[Opening Dataset records section]
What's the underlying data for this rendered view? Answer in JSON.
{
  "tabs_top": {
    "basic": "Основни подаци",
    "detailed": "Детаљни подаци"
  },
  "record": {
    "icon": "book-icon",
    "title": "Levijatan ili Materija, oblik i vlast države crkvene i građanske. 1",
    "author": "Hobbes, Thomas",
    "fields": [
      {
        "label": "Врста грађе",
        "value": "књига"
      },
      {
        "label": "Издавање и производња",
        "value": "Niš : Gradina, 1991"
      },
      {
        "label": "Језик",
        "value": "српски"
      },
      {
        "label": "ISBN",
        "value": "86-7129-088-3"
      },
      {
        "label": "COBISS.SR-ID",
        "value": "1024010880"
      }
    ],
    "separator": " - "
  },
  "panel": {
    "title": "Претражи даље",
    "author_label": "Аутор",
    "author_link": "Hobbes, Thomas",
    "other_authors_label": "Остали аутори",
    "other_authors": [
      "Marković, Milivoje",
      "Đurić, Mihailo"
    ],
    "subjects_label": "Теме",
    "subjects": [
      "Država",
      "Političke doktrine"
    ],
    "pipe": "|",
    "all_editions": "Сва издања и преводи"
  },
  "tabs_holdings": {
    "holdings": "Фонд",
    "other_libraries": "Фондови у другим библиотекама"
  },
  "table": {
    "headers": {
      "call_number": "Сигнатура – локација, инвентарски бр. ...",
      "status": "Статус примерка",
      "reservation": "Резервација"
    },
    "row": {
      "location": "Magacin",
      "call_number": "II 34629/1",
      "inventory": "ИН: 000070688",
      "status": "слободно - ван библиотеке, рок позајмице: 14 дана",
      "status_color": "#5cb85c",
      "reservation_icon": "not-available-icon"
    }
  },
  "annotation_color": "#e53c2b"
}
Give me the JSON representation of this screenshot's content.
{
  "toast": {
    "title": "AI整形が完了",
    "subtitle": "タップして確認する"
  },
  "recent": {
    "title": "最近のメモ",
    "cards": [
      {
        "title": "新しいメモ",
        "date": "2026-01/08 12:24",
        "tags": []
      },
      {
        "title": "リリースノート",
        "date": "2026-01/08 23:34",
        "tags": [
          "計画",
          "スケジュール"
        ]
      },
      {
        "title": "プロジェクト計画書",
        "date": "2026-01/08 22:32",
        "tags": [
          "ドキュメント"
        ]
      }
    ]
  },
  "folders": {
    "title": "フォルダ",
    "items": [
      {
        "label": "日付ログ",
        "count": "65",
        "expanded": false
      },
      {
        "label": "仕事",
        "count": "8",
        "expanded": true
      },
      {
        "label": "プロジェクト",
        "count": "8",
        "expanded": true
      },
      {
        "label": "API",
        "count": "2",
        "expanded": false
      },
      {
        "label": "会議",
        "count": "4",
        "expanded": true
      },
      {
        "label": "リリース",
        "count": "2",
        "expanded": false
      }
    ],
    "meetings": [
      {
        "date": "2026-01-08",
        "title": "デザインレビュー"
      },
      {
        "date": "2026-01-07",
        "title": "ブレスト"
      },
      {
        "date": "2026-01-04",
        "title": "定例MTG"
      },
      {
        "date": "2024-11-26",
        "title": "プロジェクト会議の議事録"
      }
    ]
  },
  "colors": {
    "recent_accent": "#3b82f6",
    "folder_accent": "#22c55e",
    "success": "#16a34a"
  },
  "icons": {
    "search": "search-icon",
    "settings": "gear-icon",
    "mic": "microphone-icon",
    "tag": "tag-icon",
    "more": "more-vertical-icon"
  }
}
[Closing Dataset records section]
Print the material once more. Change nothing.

What's the underlying data for this rendered view? Answer in JSON.
{
  "tabs_top": {
    "basic": "Основни подаци",
    "detailed": "Детаљни подаци"
  },
  "record": {
    "icon": "book-icon",
    "title": "Levijatan ili Materija, oblik i vlast države crkvene i građanske. 1",
    "author": "Hobbes, Thomas",
    "fields": [
      {
        "label": "Врста грађе",
        "value": "књига"
      },
      {
        "label": "Издавање и производња",
        "value": "Niš : Gradina, 1991"
      },
      {
        "label": "Језик",
        "value": "српски"
      },
      {
        "label": "ISBN",
        "value": "86-7129-088-3"
      },
      {
        "label": "COBISS.SR-ID",
        "value": "1024010880"
      }
    ],
    "separator": " - "
  },
  "panel": {
    "title": "Претражи даље",
    "author_label": "Аутор",
    "author_link": "Hobbes, Thomas",
    "other_authors_label": "Остали аутори",
    "other_authors": [
      "Marković, Milivoje",
      "Đurić, Mihailo"
    ],
    "subjects_label": "Теме",
    "subjects": [
      "Država",
      "Političke doktrine"
    ],
    "pipe": "|",
    "all_editions": "Сва издања и преводи"
  },
  "tabs_holdings": {
    "holdings": "Фонд",
    "other_libraries": "Фондови у другим библиотекама"
  },
  "table": {
    "headers": {
      "call_number": "Сигнатура – локација, инвентарски бр. ...",
      "status": "Статус примерка",
      "reservation": "Резервација"
    },
    "row": {
      "location": "Magacin",
      "call_number": "II 34629/1",
      "inventory": "ИН: 000070688",
      "status": "слободно - ван библиотеке, рок позајмице: 14 дана",
      "status_color": "#5cb85c",
      "reservation_icon": "not-available-icon"
    }
  },
  "annotation_color": "#e53c2b"
}
Give me the JSON representation of this screenshot's content.
{
  "toast": {
    "title": "AI整形が完了",
    "subtitle": "タップして確認する"
  },
  "recent": {
    "title": "最近のメモ",
    "cards": [
      {
        "title": "新しいメモ",
        "date": "2026-01/08 12:24",
        "tags": []
      },
      {
        "title": "リリースノート",
        "date": "2026-01/08 23:34",
        "tags": [
          "計画",
          "スケジュール"
        ]
      },
      {
        "title": "プロジェクト計画書",
        "date": "2026-01/08 22:32",
        "tags": [
          "ドキュメント"
        ]
      }
    ]
  },
  "folders": {
    "title": "フォルダ",
    "items": [
      {
        "label": "日付ログ",
        "count": "65",
        "expanded": false
      },
      {
        "label": "仕事",
        "count": "8",
        "expanded": true
      },
      {
        "label": "プロジェクト",
        "count": "8",
        "expanded": true
      },
      {
        "label": "API",
        "count": "2",
        "expanded": false
      },
      {
        "label": "会議",
        "count": "4",
        "expanded": true
      },
      {
        "label": "リリース",
        "count": "2",
        "expanded": false
      }
    ],
    "meetings": [
      {
        "date": "2026-01-08",
        "title": "デザインレビュー"
      },
      {
        "date": "2026-01-07",
        "title": "ブレスト"
      },
      {
        "date": "2026-01-04",
        "title": "定例MTG"
      },
      {
        "date": "2024-11-26",
        "title": "プロジェクト会議の議事録"
      }
    ]
  },
  "colors": {
    "recent_accent": "#3b82f6",
    "folder_accent": "#22c55e",
    "success": "#16a34a"
  },
  "icons": {
    "search": "search-icon",
    "settings": "gear-icon",
    "mic": "microphone-icon",
    "tag": "tag-icon",
    "more": "more-vertical-icon"
  }
}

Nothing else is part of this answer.